However, as the parties note in their briefs, the circuit court made some errors in the original order, including ordering the parole board to only consider the murder conviction when determining parole eligibility and finding there was no retroactive application of the statute defining trafficking as a violent offense.  See Sullivan v. State, 331 S.C. 479, 479, 504 S.E.2d 110, 111 (1998) (holding it is not a violation of the ex post facto clause for the Legislature to enhance punishment for an offense based on a prior conviction of the defendant, even though the enhancement provision was not in effect at the time of the previous offense); S.C. Code Ann. § 21-24-640 (2007) (noting that the parole board has the sole authority to determine parole eligibility based on the prisoner’s complete record).  Although we affirm the circuit court’s decision to enforce the plea agreement by resentencing Dingle, we modify the court’s order to the extent it made findings inconsistent with the above-cited law. 

AFFIRMED AS MODIFIED.

TOAL, C.J., MOORE, WALLER, and PLEICONES, JJ., concur.


[1]  Although trafficking was not defined as a violent crime at the time Dingle originally entered his Lee County plea, trafficking was defined as a “violent crime” at the time of his Sumter County guilty plea.  Therefore, the prior Lee County plea would have rendered Dingle ineligible for parole consideration had it not been vacated and the plea re-entered at the same time as his Sumter County plea.  See S.C. Code Ann. § 16-1-60 (Supp. 2006) (including trafficking as a violent offense); S.C. Code Ann. § 24-21-640 (2007) (holding that parole must not be granted to a person serving a sentence for a second or subsequent conviction following a separate sentencing for a prior conviction for violent crimes).

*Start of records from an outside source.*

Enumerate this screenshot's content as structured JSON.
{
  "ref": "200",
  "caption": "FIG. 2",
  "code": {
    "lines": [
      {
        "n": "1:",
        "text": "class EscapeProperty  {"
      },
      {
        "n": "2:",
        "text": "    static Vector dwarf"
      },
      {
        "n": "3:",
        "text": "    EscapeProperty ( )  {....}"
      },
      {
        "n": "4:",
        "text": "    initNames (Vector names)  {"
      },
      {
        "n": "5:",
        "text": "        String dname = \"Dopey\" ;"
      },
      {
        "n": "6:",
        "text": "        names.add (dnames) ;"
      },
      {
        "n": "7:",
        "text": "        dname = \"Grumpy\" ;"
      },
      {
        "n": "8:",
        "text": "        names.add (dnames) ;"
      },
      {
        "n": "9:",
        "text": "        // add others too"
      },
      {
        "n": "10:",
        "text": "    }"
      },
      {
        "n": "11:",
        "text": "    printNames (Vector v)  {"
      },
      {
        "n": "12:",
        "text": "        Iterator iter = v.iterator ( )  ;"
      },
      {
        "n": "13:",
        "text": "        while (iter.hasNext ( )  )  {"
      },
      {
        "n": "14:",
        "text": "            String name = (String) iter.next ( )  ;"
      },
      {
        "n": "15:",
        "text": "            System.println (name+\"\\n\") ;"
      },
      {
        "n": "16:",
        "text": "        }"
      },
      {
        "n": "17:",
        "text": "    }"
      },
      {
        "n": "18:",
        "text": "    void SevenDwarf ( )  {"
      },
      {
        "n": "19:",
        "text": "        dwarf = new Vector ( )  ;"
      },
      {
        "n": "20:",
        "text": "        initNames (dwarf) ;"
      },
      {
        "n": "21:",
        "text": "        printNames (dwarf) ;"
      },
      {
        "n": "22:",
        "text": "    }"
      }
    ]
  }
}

[2]  It does not appear from the record that the State followed through with this proposal.